Extracted records below:

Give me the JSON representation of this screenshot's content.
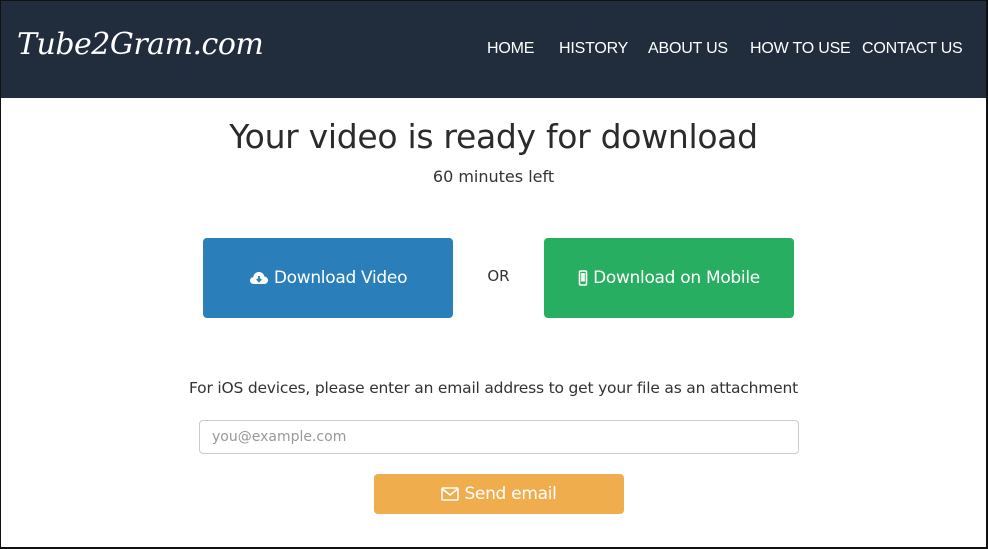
{
  "header": {
    "brand": "Tube2Gram.com",
    "nav": [
      {
        "label": "HOME"
      },
      {
        "label": "HISTORY"
      },
      {
        "label": "ABOUT US"
      },
      {
        "label": "HOW TO USE"
      },
      {
        "label": "CONTACT US"
      }
    ]
  },
  "main": {
    "title": "Your video is ready for download",
    "subtitle": "60 minutes left",
    "download_video": {
      "label": "Download Video",
      "icon": "cloud-download-icon",
      "color": "#2a7fba"
    },
    "separator": "OR",
    "download_mobile": {
      "label": "Download on Mobile",
      "icon": "mobile-phone-icon",
      "color": "#27ae60"
    },
    "ios_note": "For iOS devices, please enter an email address to get your file as an attachment",
    "email": {
      "value": "",
      "placeholder": "you@example.com"
    },
    "send_email": {
      "label": "Send email",
      "icon": "envelope-icon",
      "color": "#f0ad4e"
    }
  },
  "colors": {
    "navbar_bg": "#212d3d"
  }
}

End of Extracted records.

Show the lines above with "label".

        "label": "HOME"
        "label": "HISTORY"
        "label": "ABOUT US"
        "label": "HOW TO USE"
        "label": "CONTACT US"
      "label": "Download Video",
      "label": "Download on Mobile",
      "label": "Send email",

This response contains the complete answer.